Aim of the task — All entries must come back exactly as given, with no pictures in the copy.
START Material for this exercise
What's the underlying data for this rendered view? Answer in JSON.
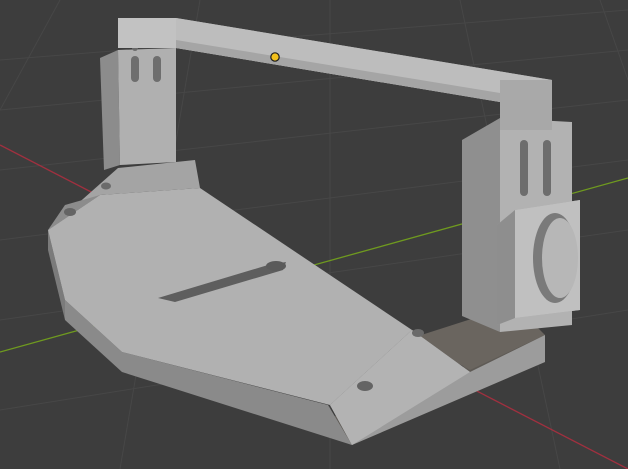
{
  "viewport": {
    "mode": "3d-viewport",
    "shading": "solid",
    "colors": {
      "background": "#3d3d3d",
      "grid_line": "#474747",
      "x_axis": "#a0303f",
      "y_axis": "#6f9a1f",
      "model_top": "#b4b4b4",
      "model_side": "#8f8f8f",
      "model_shadow": "#5e5a55",
      "origin_marker": "#f2c01c"
    }
  },
  "scene": {
    "object_icon": "3d-mount-bracket-icon",
    "origin_icon": "object-origin-icon"
  }
}
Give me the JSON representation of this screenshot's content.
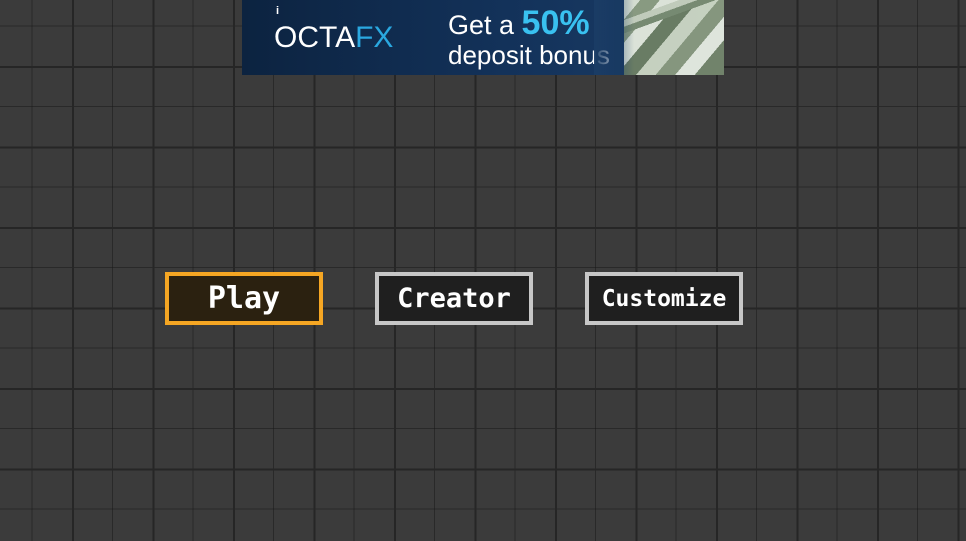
{
  "ad": {
    "info_icon": "i",
    "logo_part1": "OCTA",
    "logo_part2": "FX",
    "headline_prefix": "Get a ",
    "headline_percent": "50%",
    "subline": "deposit bonus",
    "image": "money-stack-image"
  },
  "menu": {
    "play_label": "Play",
    "creator_label": "Creator",
    "customize_label": "Customize",
    "selected": "Play"
  },
  "colors": {
    "background": "#3b3b3b",
    "grid_line": "#262626",
    "selected_border": "#f5a623",
    "button_border": "#c7c7c7",
    "button_fill": "#1f1f1f",
    "ad_background": "#0c2340",
    "ad_accent": "#39c1f0"
  }
}
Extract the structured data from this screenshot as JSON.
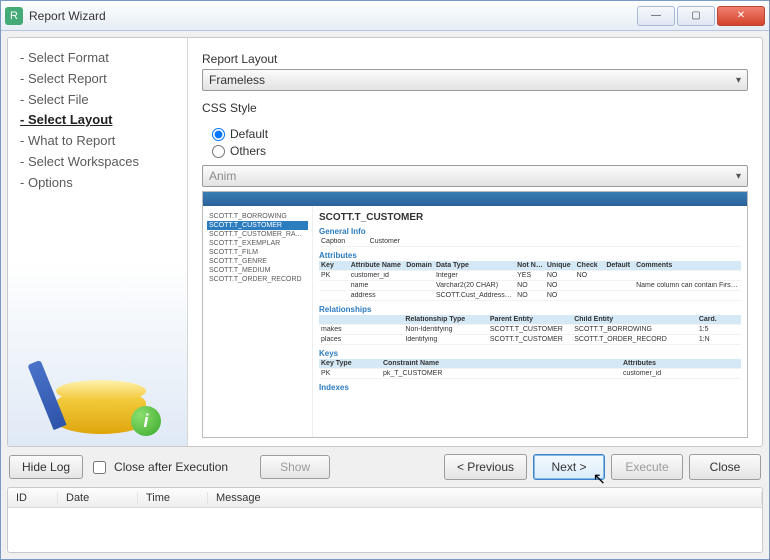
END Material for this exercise
Your response —
What's the underlying data for this rendered view? Answer in JSON.
{
  "viewport": {
    "mode": "3d-viewport",
    "shading": "solid",
    "colors": {
      "background": "#3d3d3d",
      "grid_line": "#474747",
      "x_axis": "#a0303f",
      "y_axis": "#6f9a1f",
      "model_top": "#b4b4b4",
      "model_side": "#8f8f8f",
      "model_shadow": "#5e5a55",
      "origin_marker": "#f2c01c"
    }
  },
  "scene": {
    "object_icon": "3d-mount-bracket-icon",
    "origin_icon": "object-origin-icon"
  }
}
Give me the JSON representation of this screenshot's content.
{
  "ad": {
    "info_icon": "i",
    "logo_part1": "OCTA",
    "logo_part2": "FX",
    "headline_prefix": "Get a ",
    "headline_percent": "50%",
    "subline": "deposit bonus",
    "image": "money-stack-image"
  },
  "menu": {
    "play_label": "Play",
    "creator_label": "Creator",
    "customize_label": "Customize",
    "selected": "Play"
  },
  "colors": {
    "background": "#3b3b3b",
    "grid_line": "#262626",
    "selected_border": "#f5a623",
    "button_border": "#c7c7c7",
    "button_fill": "#1f1f1f",
    "ad_background": "#0c2340",
    "ad_accent": "#39c1f0"
  }
}
Extract the structured data from this screenshot as JSON.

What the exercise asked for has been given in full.